---- Information shown
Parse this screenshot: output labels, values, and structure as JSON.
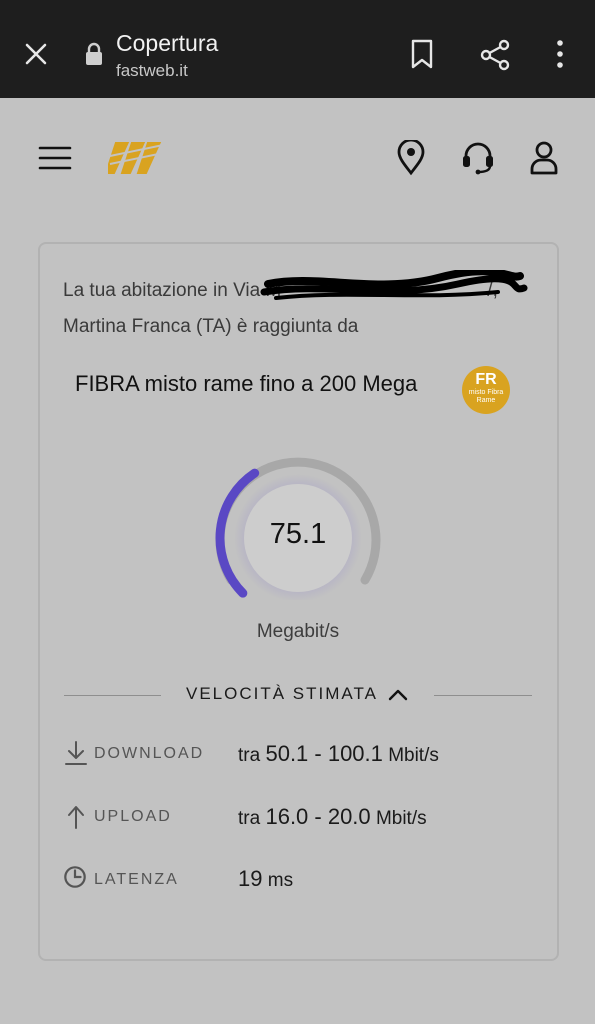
{
  "browser": {
    "title": "Copertura",
    "host": "fastweb.it",
    "icons": [
      "close-icon",
      "lock-icon",
      "bookmark-icon",
      "share-icon",
      "more-icon"
    ]
  },
  "header": {
    "icons": [
      "menu-icon",
      "fastweb-logo",
      "location-pin-icon",
      "headset-icon",
      "user-icon"
    ],
    "brand_color": "#d9a320"
  },
  "coverage": {
    "address_line1": "La tua abitazione in Via M",
    "address_line1_tail": "/,",
    "address_line2": "Martina Franca (TA) è raggiunta da",
    "technology": "FIBRA misto rame fino a 200 Mega",
    "badge_code": "FR",
    "badge_sub": "misto Fibra Rame"
  },
  "gauge": {
    "value": "75.1",
    "unit": "Megabit/s",
    "fraction": 0.375,
    "accent": "#5a48c4"
  },
  "speeds": {
    "section_title": "VELOCITÀ STIMATA",
    "download": {
      "label": "DOWNLOAD",
      "prefix": "tra",
      "range": "50.1 - 100.1",
      "unit": "Mbit/s"
    },
    "upload": {
      "label": "UPLOAD",
      "prefix": "tra",
      "range": "16.0 - 20.0",
      "unit": "Mbit/s"
    },
    "latency": {
      "label": "LATENZA",
      "value": "19",
      "unit": "ms"
    }
  }
}
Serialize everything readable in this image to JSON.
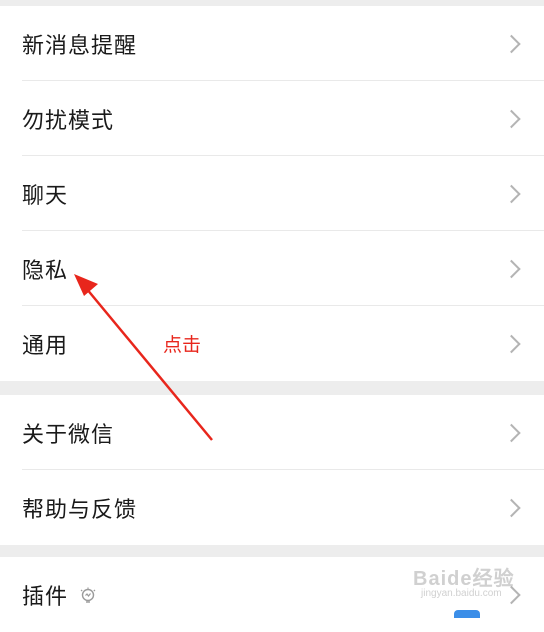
{
  "settings": {
    "items": [
      {
        "label": "新消息提醒"
      },
      {
        "label": "勿扰模式"
      },
      {
        "label": "聊天"
      },
      {
        "label": "隐私"
      },
      {
        "label": "通用"
      },
      {
        "label": "关于微信"
      },
      {
        "label": "帮助与反馈"
      },
      {
        "label": "插件"
      }
    ]
  },
  "annotation": {
    "text": "点击",
    "color": "#e8261c"
  },
  "watermark": {
    "main": "Baide经验",
    "sub": "jingyan.baidu.com"
  },
  "icons": {
    "chevron": "chevron-right-icon",
    "plugin": "lightbulb-icon"
  }
}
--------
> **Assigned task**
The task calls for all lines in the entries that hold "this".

> **Response**
Parse this screenshot: output labels, values, and structure as JSON.
Serialize everything readable in this image to JSON.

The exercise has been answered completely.